Something you should know about Archie:  He loves to hunt rabbits.  The Bois de Boulogne is full of them (and prostitutes) and on most weekends you can find Archie in the park's thicket chasing wascally ones (not prostitutes) but ever failing to catch one.  While I’m secretly pleased by his lack of success (that’s a mess I’d rather not clean up) I do feel kinda sorry for the little guy, so…

What French supermarkets lack in curly kale and chia seeds they make up for in varieties of meat.   And what better meat to home-cook for Archie than rabbit!  Or so I thought.

With apologies to the squeamish, but if you’ve ever eaten rabbit you’ll know that they’ve got all sorts of extra little bones that presumably give the little critters added bounce.  These need to be removed before being served to your own little critter, which, as I discovered, is no walk in the Bois.  Nearly an hour into the unpleasant process I conceded that de-boning raw meat is best left to butchers and decided to speed things up by boiling those bunnies before adding them to the stew.  
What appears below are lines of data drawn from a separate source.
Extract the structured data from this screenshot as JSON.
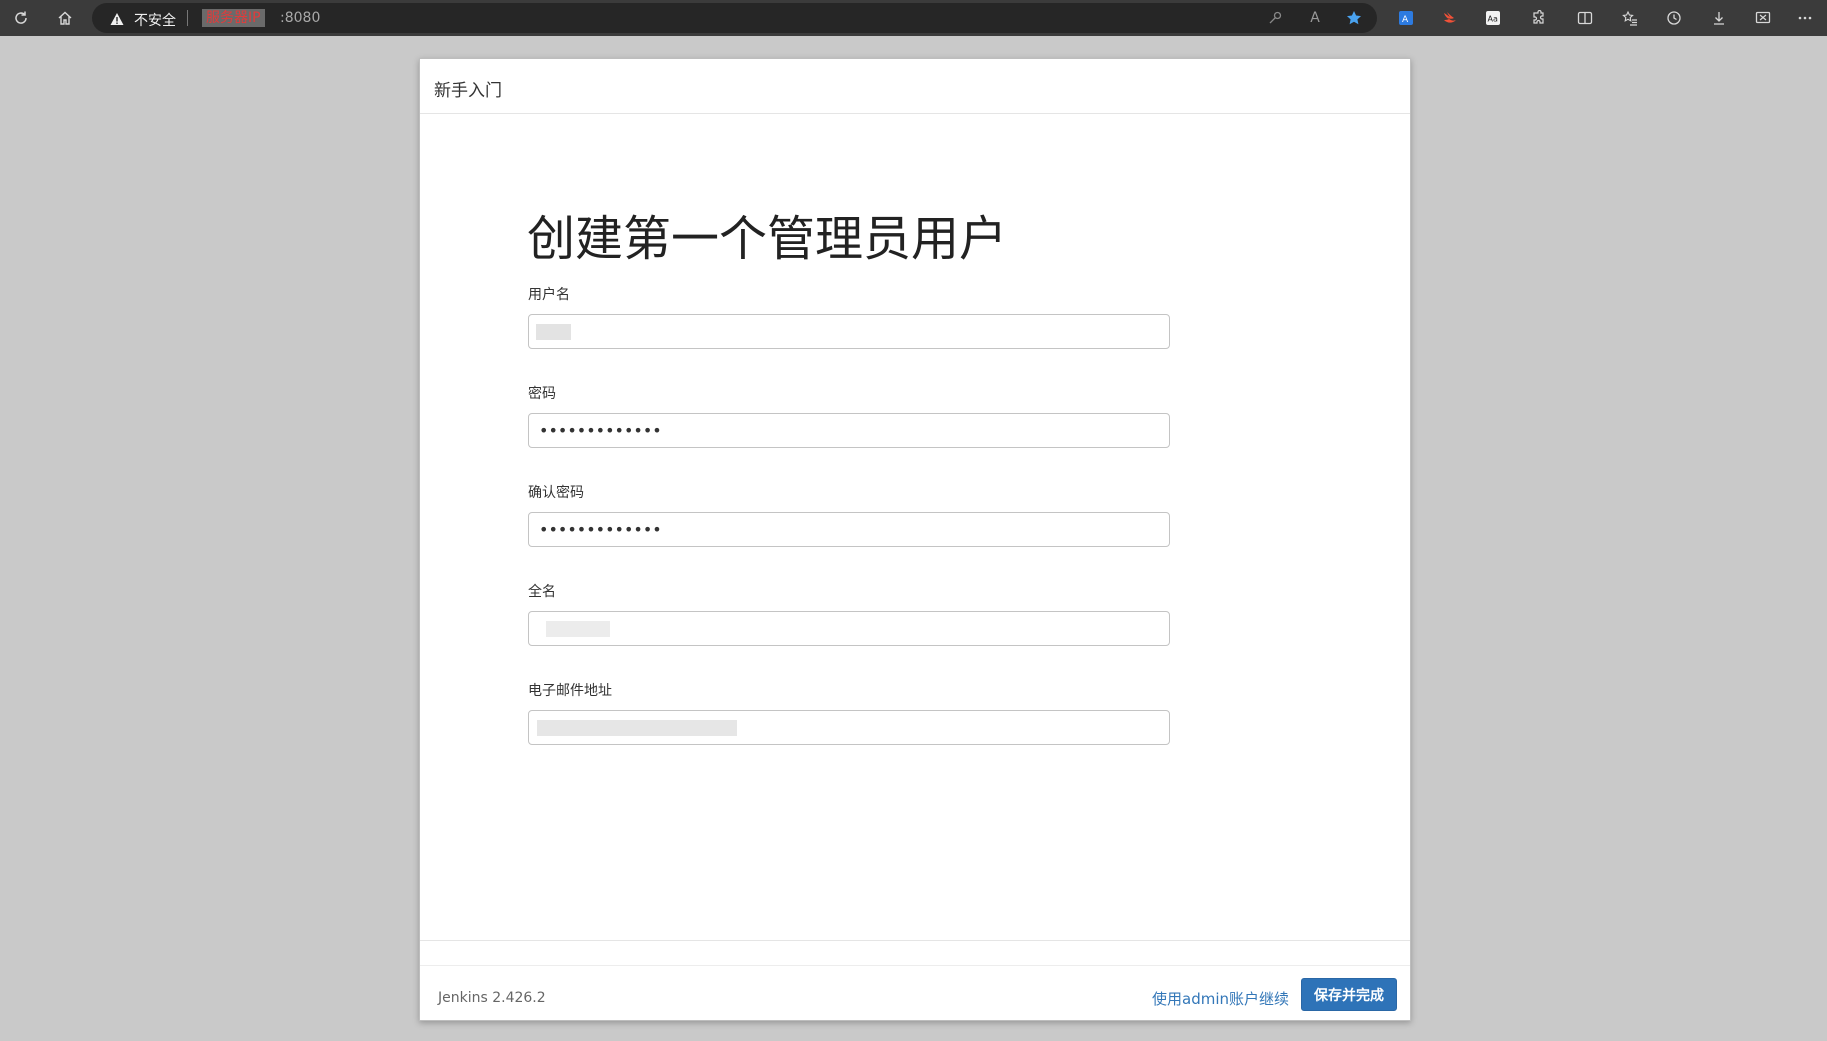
{
  "browser": {
    "insecure_label": "不安全",
    "address_masked": "服务器IP",
    "address_port": ":8080"
  },
  "dialog": {
    "header_title": "新手入门",
    "page_title": "创建第一个管理员用户",
    "fields": {
      "username": {
        "label": "用户名",
        "value": ""
      },
      "password": {
        "label": "密码",
        "value": "•••••••••••••"
      },
      "confirm_password": {
        "label": "确认密码",
        "value": "•••••••••••••"
      },
      "fullname": {
        "label": "全名",
        "value": ""
      },
      "email": {
        "label": "电子邮件地址",
        "value": ""
      }
    },
    "footer": {
      "version": "Jenkins 2.426.2",
      "continue_admin_link": "使用admin账户继续",
      "save_button": "保存并完成"
    }
  },
  "colors": {
    "primary_button": "#2e73b8",
    "link": "#3377b8",
    "address_masked_text": "#e23b3b"
  }
}
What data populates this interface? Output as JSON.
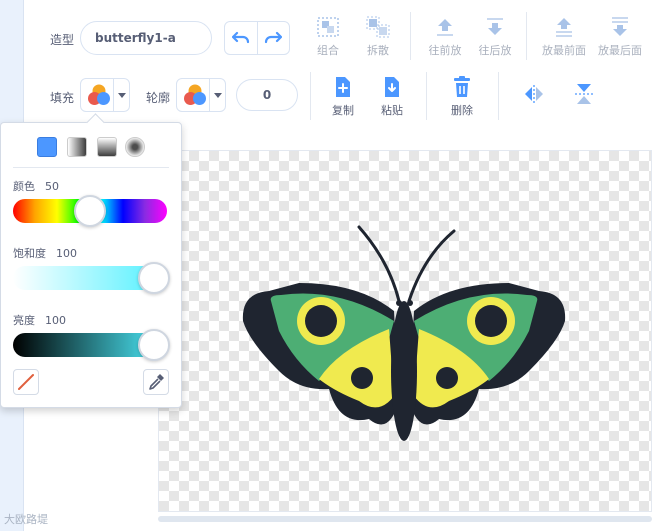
{
  "toolbar": {
    "costume_label": "造型",
    "costume_name": "butterfly1-a",
    "fill_label": "填充",
    "outline_label": "轮廓",
    "outline_width": "0",
    "tools_row1": {
      "group": "组合",
      "ungroup": "拆散",
      "forward": "往前放",
      "backward": "往后放",
      "front": "放最前面",
      "back": "放最后面"
    },
    "tools_row2": {
      "copy": "复制",
      "paste": "粘贴",
      "delete": "删除"
    }
  },
  "color_popup": {
    "color_label": "颜色",
    "color_value": "50",
    "saturation_label": "饱和度",
    "saturation_value": "100",
    "brightness_label": "亮度",
    "brightness_value": "100",
    "fill_modes": [
      "solid",
      "horizontal-gradient",
      "vertical-gradient",
      "radial-gradient"
    ],
    "selected_fill_mode": "solid"
  },
  "colors": {
    "accent": "#4c97ff",
    "butterfly_green": "#4dae74",
    "butterfly_yellow": "#f0ea4f",
    "butterfly_dark": "#1f2530"
  },
  "watermark": "大欧路堤"
}
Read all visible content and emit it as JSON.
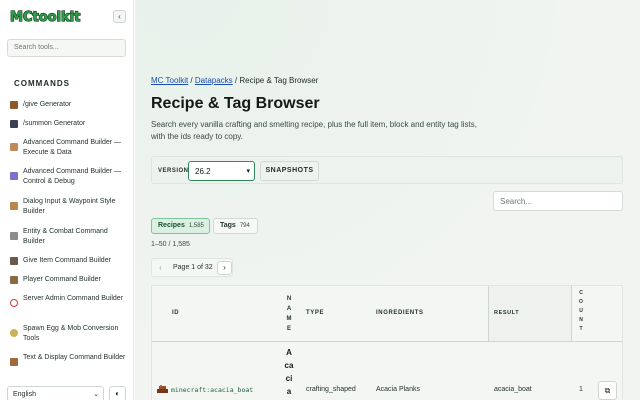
{
  "sidebar": {
    "search_placeholder": "Search tools...",
    "section_title": "COMMANDS",
    "items": [
      {
        "label": "/give Generator",
        "icon": "chest-icon",
        "color": "#8a5a2b"
      },
      {
        "label": "/summon Generator",
        "icon": "spawner-icon",
        "color": "#3a4152"
      },
      {
        "label": "Advanced Command Builder — Execute & Data",
        "icon": "command-block-icon",
        "color": "#c08a5b"
      },
      {
        "label": "Advanced Command Builder — Control & Debug",
        "icon": "command-block-blue-icon",
        "color": "#7a73c9"
      },
      {
        "label": "Dialog Input & Waypoint Style Builder",
        "icon": "sign-icon",
        "color": "#b88a4c"
      },
      {
        "label": "Entity & Combat Command Builder",
        "icon": "sword-icon",
        "color": "#8c8c8c"
      },
      {
        "label": "Give Item Command Builder",
        "icon": "box-icon",
        "color": "#6a5a4a"
      },
      {
        "label": "Player Command Builder",
        "icon": "head-icon",
        "color": "#8a6a45"
      },
      {
        "label": "Server Admin Command Builder",
        "icon": "barrier-icon",
        "color": "#d23b3b"
      },
      {
        "label": "Spawn Egg & Mob Conversion Tools",
        "icon": "spawn-egg-icon",
        "color": "#c9b25a"
      },
      {
        "label": "Text & Display Command Builder",
        "icon": "book-icon",
        "color": "#a06a3a"
      }
    ],
    "language": "English"
  },
  "breadcrumb": {
    "link1": "MC Toolkit",
    "sep1": " / ",
    "link2": "Datapacks",
    "sep2": " / ",
    "current": "Recipe & Tag Browser"
  },
  "page": {
    "title": "Recipe & Tag Browser",
    "description": "Search every vanilla crafting and smelting recipe, plus the full item, block and entity tag lists, with the ids ready to copy."
  },
  "version": {
    "label": "VERSION",
    "selected": "26.2",
    "snapshots_label": "SNAPSHOTS"
  },
  "search": {
    "placeholder": "Search..."
  },
  "tabs": {
    "recipes": {
      "label": "Recipes",
      "count": "1,585"
    },
    "tags": {
      "label": "Tags",
      "count": "794"
    }
  },
  "range_text": "1–50 / 1,585",
  "pager": {
    "prev": "‹",
    "text": "Page 1 of 32",
    "next": "›"
  },
  "table": {
    "headers": {
      "id": "ID",
      "name": "NAME",
      "type": "TYPE",
      "ingredients": "INGREDIENTS",
      "result": "RESULT",
      "count": "COUNT"
    },
    "rows": [
      {
        "id": "minecraft:acacia_boat",
        "name": "Acacia",
        "type": "crafting_shaped",
        "ingredients": "Acacia Planks",
        "result": "acacia_boat",
        "count": "1"
      }
    ]
  },
  "colors": {
    "accent": "#2e8a5a",
    "link": "#1a4fb0"
  }
}
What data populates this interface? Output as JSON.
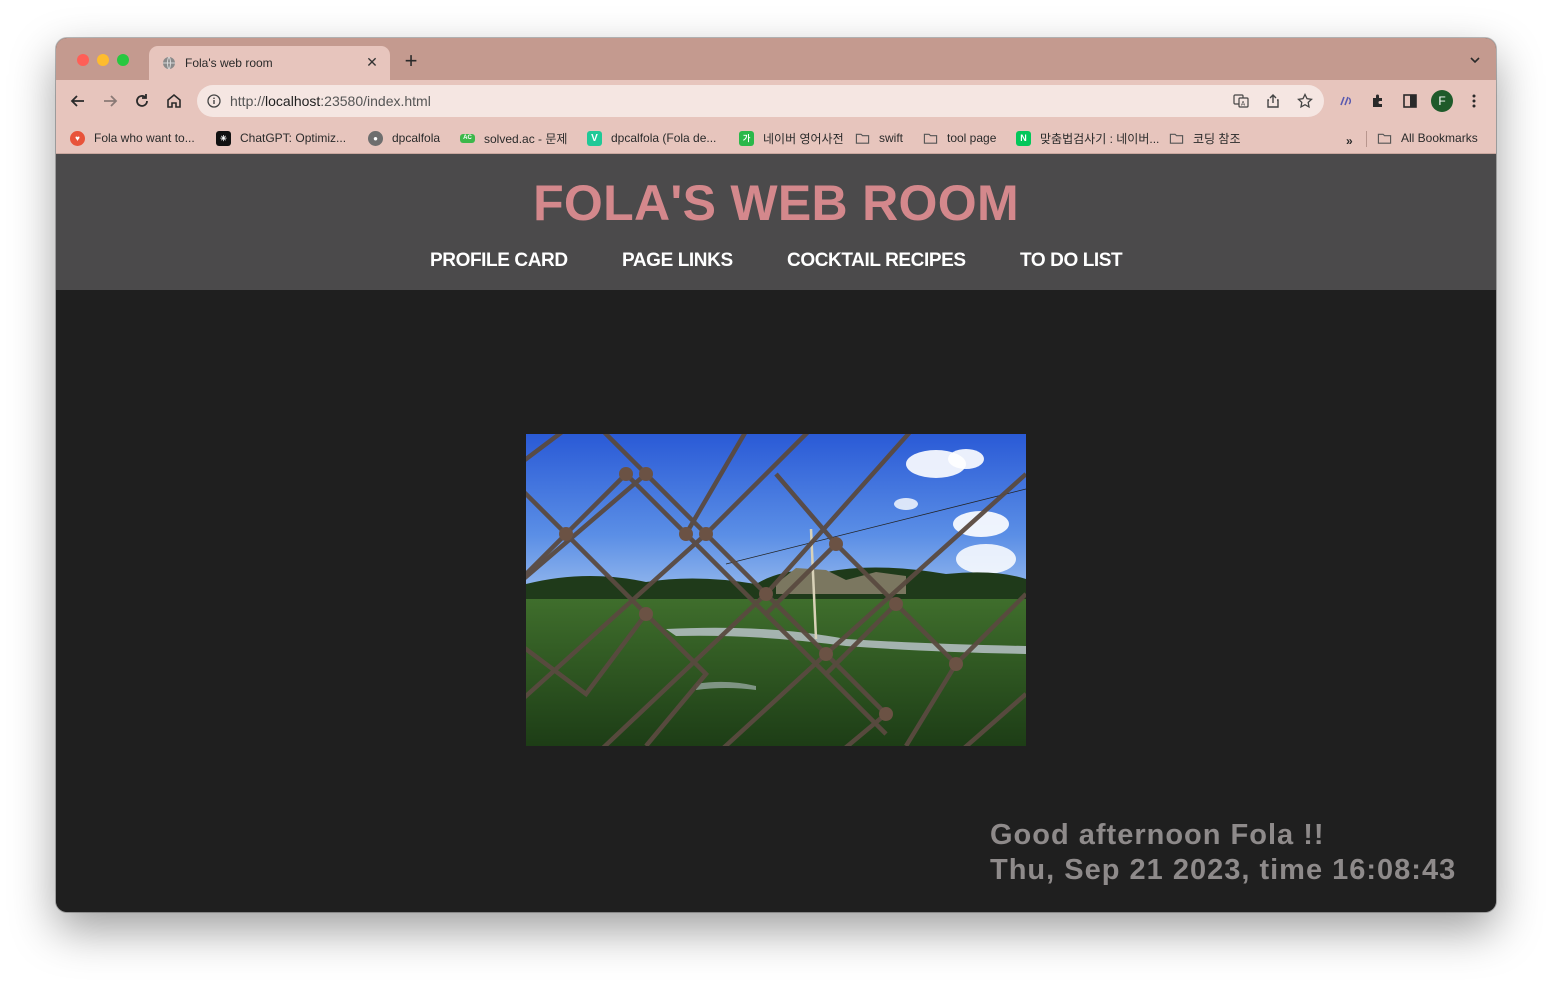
{
  "browser": {
    "tab": {
      "title": "Fola's web room",
      "close": "✕"
    },
    "newtab": "+",
    "address": {
      "scheme": "http://",
      "host": "localhost",
      "path": ":23580/index.html"
    },
    "profile_initial": "F",
    "bookmarks": [
      {
        "label": "Fola who want to...",
        "icon": "brave-icon"
      },
      {
        "label": "ChatGPT: Optimiz...",
        "icon": "chatgpt-icon"
      },
      {
        "label": "dpcalfola",
        "icon": "github-icon"
      },
      {
        "label": "solved.ac - 문제",
        "icon": "solvedac-icon"
      },
      {
        "label": "dpcalfola (Fola de...",
        "icon": "velog-icon"
      },
      {
        "label": "네이버 영어사전",
        "icon": "naver-dict-icon"
      },
      {
        "label": "swift",
        "icon": "folder-icon"
      },
      {
        "label": "tool page",
        "icon": "folder-icon"
      },
      {
        "label": "맞춤법검사기 : 네이버...",
        "icon": "naver-icon"
      },
      {
        "label": "코딩 참조",
        "icon": "folder-icon"
      }
    ],
    "bookmarks_overflow": "»",
    "all_bookmarks": "All Bookmarks"
  },
  "site": {
    "title": "FOLA'S WEB ROOM",
    "nav": [
      "PROFILE CARD",
      "PAGE LINKS",
      "COCKTAIL RECIPES",
      "TO DO LIST"
    ],
    "greeting": "Good afternoon Fola !!",
    "datetime": "Thu, Sep 21 2023, time 16:08:43"
  },
  "colors": {
    "title": "#d4888c",
    "header_bg": "#4b4a4b",
    "page_bg": "#1f1f1f",
    "greeting": "#8e8a8a",
    "browser_chrome": "#e7c5bd",
    "tabstrip": "#c49a8f"
  }
}
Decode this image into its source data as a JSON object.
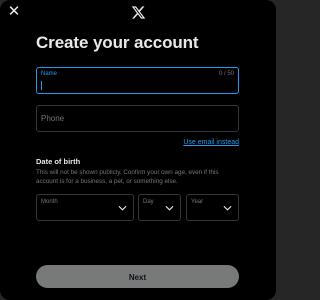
{
  "header": {
    "close_icon": "close-icon",
    "logo": "x-logo"
  },
  "title": "Create your account",
  "name_field": {
    "label": "Name",
    "counter": "0 / 50"
  },
  "phone_field": {
    "placeholder": "Phone"
  },
  "use_email_link": "Use email instead",
  "dob": {
    "title": "Date of birth",
    "description": "This will not be shown publicly. Confirm your own age, even if this account is for a business, a pet, or something else.",
    "month_label": "Month",
    "day_label": "Day",
    "year_label": "Year"
  },
  "next_button": "Next",
  "colors": {
    "accent": "#1d9bf0",
    "background": "#000000",
    "text": "#e7e9ea",
    "muted": "#71767b",
    "button": "#787a7a"
  }
}
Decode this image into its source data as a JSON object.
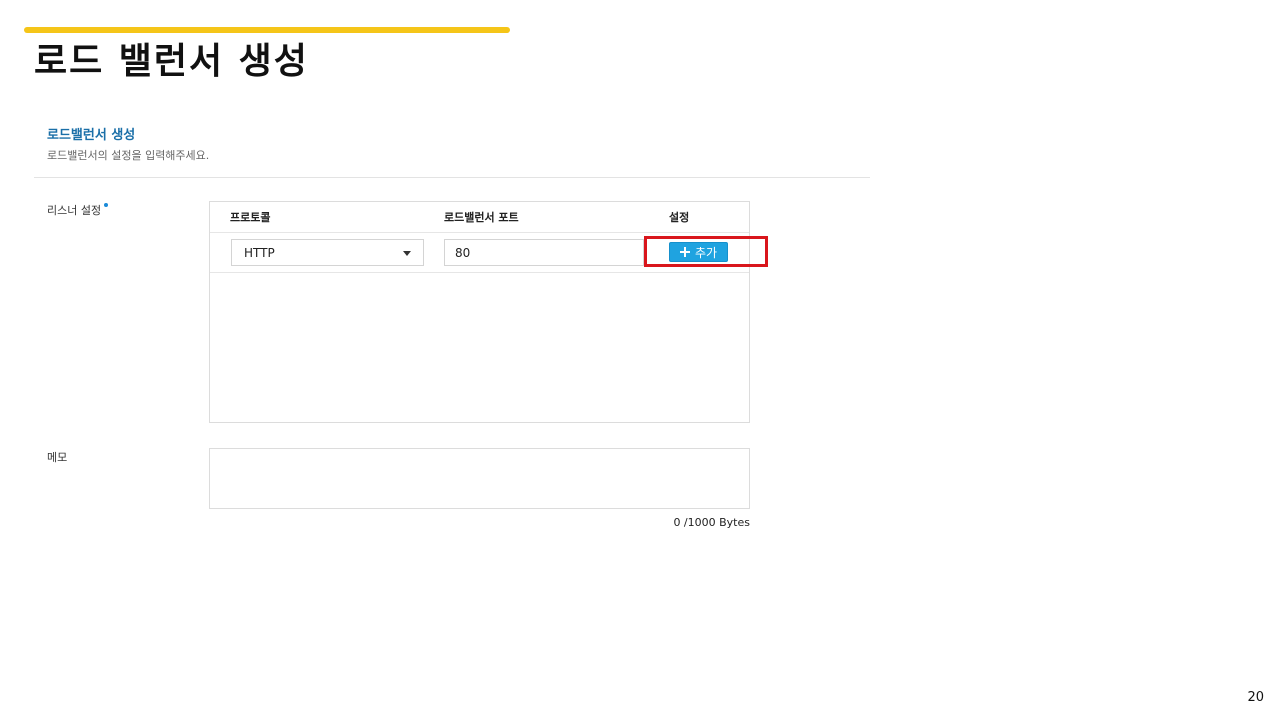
{
  "slide": {
    "title": "로드 밸런서 생성",
    "page_number": "20"
  },
  "section": {
    "title": "로드밸런서 생성",
    "description": "로드밸런서의 설정을 입력해주세요."
  },
  "listener": {
    "label": "리스너 설정",
    "required": true,
    "columns": {
      "protocol": "프로토콜",
      "port": "로드밸런서 포트",
      "settings": "설정"
    },
    "row": {
      "protocol_value": "HTTP",
      "port_value": "80"
    },
    "add_button_label": "추가"
  },
  "memo": {
    "label": "메모",
    "value": "",
    "counter": "0 /1000 Bytes"
  },
  "colors": {
    "accent": "#f5c518",
    "section_title": "#1a6fa8",
    "button": "#1fa3e0",
    "highlight": "#d9161c"
  }
}
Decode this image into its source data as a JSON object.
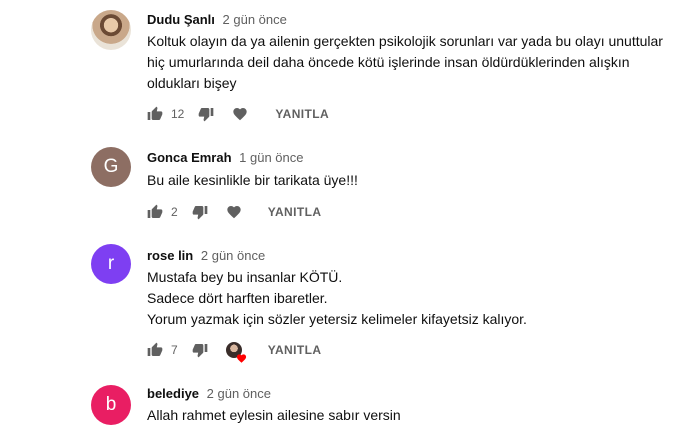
{
  "comments": [
    {
      "author": "Dudu Şanlı",
      "time": "2 gün önce",
      "avatar_letter": "",
      "avatar_color": "",
      "lines": [
        "Koltuk olayın da ya ailenin gerçekten psikolojik sorunları var yada bu olayı unuttular",
        "hiç umurlarında deil daha öncede kötü işlerinde insan öldürdüklerinden alışkın",
        "oldukları bişey"
      ],
      "likes": "12",
      "reply_label": "YANITLA"
    },
    {
      "author": "Gonca Emrah",
      "time": "1 gün önce",
      "avatar_letter": "G",
      "avatar_color": "#8d6e63",
      "lines": [
        "Bu aile kesinlikle bir tarikata üye!!!"
      ],
      "likes": "2",
      "reply_label": "YANITLA"
    },
    {
      "author": "rose lin",
      "time": "2 gün önce",
      "avatar_letter": "r",
      "avatar_color": "#7e3ff2",
      "lines": [
        "Mustafa bey bu insanlar KÖTÜ.",
        "Sadece dört harften ibaretler.",
        "Yorum yazmak için sözler yetersiz kelimeler kifayetsiz kalıyor."
      ],
      "likes": "7",
      "reply_label": "YANITLA",
      "creator_heart": true
    },
    {
      "author": "belediye",
      "time": "2 gün önce",
      "avatar_letter": "b",
      "avatar_color": "#e91e63",
      "lines": [
        "Allah rahmet eylesin ailesine sabır versin"
      ]
    }
  ],
  "icons": {
    "like": "thumb-up-icon",
    "dislike": "thumb-down-icon",
    "heart": "heart-icon"
  },
  "colors": {
    "heart": "#ff0000",
    "secondary_text": "#606060"
  }
}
After nearly 2 hours of a kitchen nightmare, the (finally) boneless rabbit meat was mixed with some beef, carrots, green beans and rosemary (apparently high in iron, calcium and vitamin B6 - who knew?) to produce a home-cooked dog food worthy of my four-legged pride and joy.

Even if this pet-foodie fashion becomes just a fad, I've decided to continue home-cooking for Archie:  He loves it and I'm certain it's healthier than processed foods.  And in case you're wondering if rabbit will stay on the menu, the answer is yes - I'm very happy to serve them stuffed.

Style File Followers Take Note:
1. It may have been The Guardian.  Or the Huffington Post.  Sometimes when it’s late at night all my news-source apps blur into a single liberal fog.
2. Or should I say, border terrorist, because that’s more accurate.
3. Archie inherited Spike’s - or Canine Epileptoid Cramping Syndrome - from his sire.  He must have picked-up the gluten-free thing from pasta-averse me.
4. When I last lived in North America, Chia was a pet.
5. And that would be the distant sound of an ex-boyfriend sniggering “You see?”.